PS: Well, it’s really clear when it’s done. I never know when that is going to be, but it’s really clear when it happens. 99% of the time I do the watercolor last, so when I see that the drawing is ready, it’s very quick, and then that will be it.
P: How much do you think your surroundings, either place of origin or travels, influence the content of your work?
PS: Yeah, I think a lot about my role as an artist, my personal journey of being an artist, and for me it’s to develop a kind of sensibility and to live it, even more than the actual things that I make. For my direction, I work on developing a heightened sensitivity to place and to my body in relation to architecture or landscape, pushing the psychic envelope, what I’m feeling emotionally, psychically, physically – an attempt to experience the totality of where I am at the moment. While I was at a residency in Paris over some months, I was overwhelmed by where I was. The city itself is this beautiful labyrinth. I felt my role there was just to move through it and experience fully whatever came up. That’s what I try to do wherever I am, and traveling is always an easier way to do it, I think, because when you’re somewhere unfamiliar, your senses perk up, or maybe you’re lost, and then you really are doing mapping. You have to figure out if you’ll find your way back to the hotel, and you become aware of where you’re going. Even in how you’re feeling – you could go from feeling happy to overwhelmed to free – traveling brings out those extremes.
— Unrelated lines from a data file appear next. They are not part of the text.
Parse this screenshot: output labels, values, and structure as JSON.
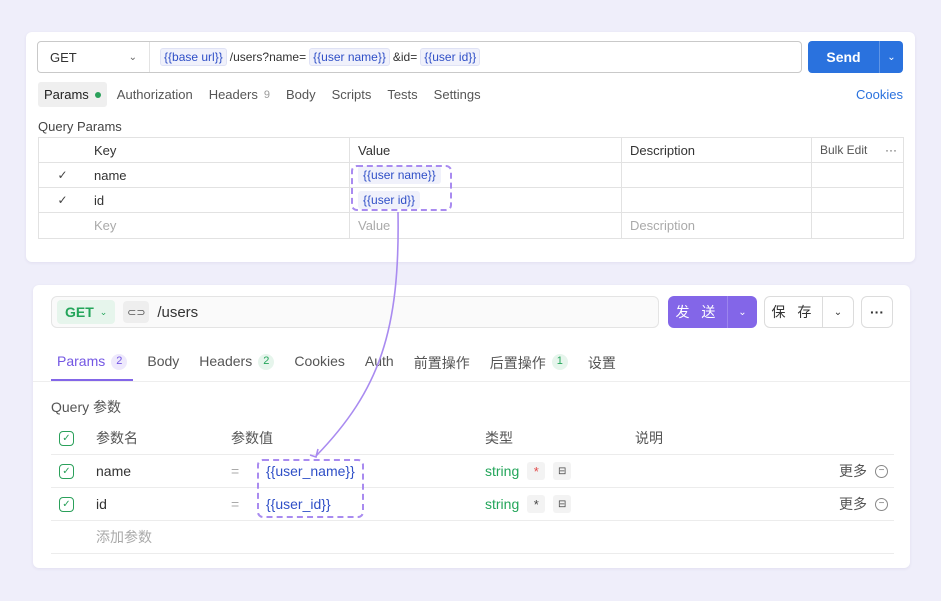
{
  "postman": {
    "method": "GET",
    "url_parts": [
      {
        "kind": "var",
        "text": "{{base url}}"
      },
      {
        "kind": "text",
        "text": "/users?name="
      },
      {
        "kind": "var",
        "text": "{{user name}}"
      },
      {
        "kind": "text",
        "text": "&id="
      },
      {
        "kind": "var",
        "text": "{{user id}}"
      }
    ],
    "send_label": "Send",
    "tabs": [
      {
        "label": "Params",
        "dot": true
      },
      {
        "label": "Authorization"
      },
      {
        "label": "Headers",
        "count": "9"
      },
      {
        "label": "Body"
      },
      {
        "label": "Scripts"
      },
      {
        "label": "Tests"
      },
      {
        "label": "Settings"
      }
    ],
    "cookies_label": "Cookies",
    "query_title": "Query Params",
    "columns": {
      "key": "Key",
      "value": "Value",
      "description": "Description",
      "bulk_edit": "Bulk Edit"
    },
    "rows": [
      {
        "key": "name",
        "value": "{{user name}}"
      },
      {
        "key": "id",
        "value": "{{user id}}"
      }
    ],
    "placeholders": {
      "key": "Key",
      "value": "Value",
      "description": "Description"
    }
  },
  "apifox": {
    "method": "GET",
    "path": "/users",
    "send_label": "发 送",
    "save_label": "保 存",
    "tabs": [
      {
        "label": "Params",
        "count": "2",
        "active": true
      },
      {
        "label": "Body"
      },
      {
        "label": "Headers",
        "count": "2"
      },
      {
        "label": "Cookies"
      },
      {
        "label": "Auth"
      },
      {
        "label": "前置操作"
      },
      {
        "label": "后置操作",
        "count": "1"
      },
      {
        "label": "设置"
      }
    ],
    "query_title": "Query 参数",
    "columns": {
      "name": "参数名",
      "value": "参数值",
      "type": "类型",
      "description": "说明"
    },
    "rows": [
      {
        "name": "name",
        "value": "{{user_name}}",
        "type": "string",
        "required": true,
        "more": "更多"
      },
      {
        "name": "id",
        "value": "{{user_id}}",
        "type": "string",
        "required": false,
        "more": "更多"
      }
    ],
    "add_placeholder": "添加参数"
  },
  "colors": {
    "accent_blue": "#2a72de",
    "accent_purple": "#8366e8",
    "green": "#23a55a",
    "arrow": "#a98bf0"
  }
}
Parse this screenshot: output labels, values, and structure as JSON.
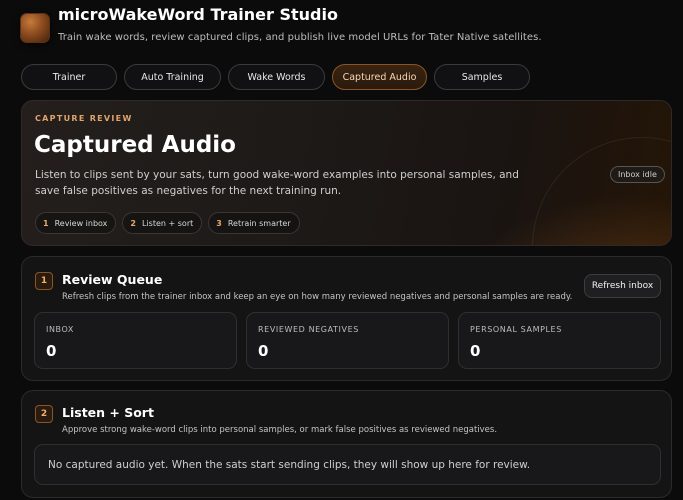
{
  "app": {
    "title": "microWakeWord Trainer Studio",
    "subtitle": "Train wake words, review captured clips, and publish live model URLs for Tater Native satellites.",
    "logo_icon": "app-logo-icon"
  },
  "tabs": [
    {
      "label": "Trainer",
      "active": false
    },
    {
      "label": "Auto Training",
      "active": false
    },
    {
      "label": "Wake Words",
      "active": false
    },
    {
      "label": "Captured Audio",
      "active": true
    },
    {
      "label": "Samples",
      "active": false
    }
  ],
  "hero": {
    "eyebrow": "CAPTURE REVIEW",
    "title": "Captured Audio",
    "description": "Listen to clips sent by your sats, turn good wake-word examples into personal samples, and save false positives as negatives for the next training run.",
    "status_badge": "Inbox idle",
    "steps": [
      {
        "num": "1",
        "label": "Review inbox"
      },
      {
        "num": "2",
        "label": "Listen + sort"
      },
      {
        "num": "3",
        "label": "Retrain smarter"
      }
    ]
  },
  "review_queue": {
    "num": "1",
    "title": "Review Queue",
    "description": "Refresh clips from the trainer inbox and keep an eye on how many reviewed negatives and personal samples are ready.",
    "refresh_label": "Refresh inbox",
    "stats": [
      {
        "label": "INBOX",
        "value": "0"
      },
      {
        "label": "REVIEWED NEGATIVES",
        "value": "0"
      },
      {
        "label": "PERSONAL SAMPLES",
        "value": "0"
      }
    ]
  },
  "listen_sort": {
    "num": "2",
    "title": "Listen + Sort",
    "description": "Approve strong wake-word clips into personal samples, or mark false positives as reviewed negatives.",
    "empty_message": "No captured audio yet. When the sats start sending clips, they will show up here for review."
  },
  "colors": {
    "accent": "#e0a46a",
    "background": "#0b0b0c",
    "card": "#141415"
  }
}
P: Is there any kind of autobiographical element in the works?
PS: They’re completely personal. With my “Incident,” series, if you want to study the texts in a particular drawing, you can deduce that something happened. I would say that I expose myself completely in a very complicated and veiled way, so you’ll probably never figure out exactly what is there. But what I’m trying to convey is not the actual incident but an emotional connection that the viewer makes; it’s almost like leaving clues, I try to make the text function in a poetic way so that it’s evocative rather than descriptive.
P: I wanted to ask, too, about your titles – how do you decide on them, and how do they relate to the works?
PS: The titles that came about when I first started doing these things when I was thinking, you know, “What did I just make?” I had the feeling that a fabricated personality was emerging, the personality, say, of some kind of official in an institution, who’s trying to be by the book. Some of the drawings have stamps on them, for example.
P: Sort of administrative.
PS: Yes, all blinders on, do-it-by-the-rules, but at the same time totally insane. [Laughs] I had fun with that and I felt like it made the drawings funny. I’d label them as institutions – completely absurd, outlandish institutions.
P: What are you working on currently?
PS: I’m leaving soon for a residency at Kaus Australis in Rotterdam, where I’m going to work on flood maps. The Netherlands is well-known for managing its water issues. I’m interested in exploring the thoughts and feelings connected to water and flooding, for example the constant subliminal fear that exists when you live below sea level and the perpetual need to control it. Flooding in general has a lot of connotations.
P: Right, it would destabilize the map, then. If the forms are encroached upon
PS: For the subconscious, that kind of destabilization is so overwhelming. And we’re going to see more and more of it. You might say that the weather is causing an irrational state to emerge, or maybe we’re influencing the weather because we’re becoming so emotional. And then there’s the possibility of an awful desire, deep within, to witness the biggest flood ever. All these crazy feelings – we’re so connected to our environment like that.
Pierogi’s flat files contain several works by Patricia Smith, a selection of which are viewable here.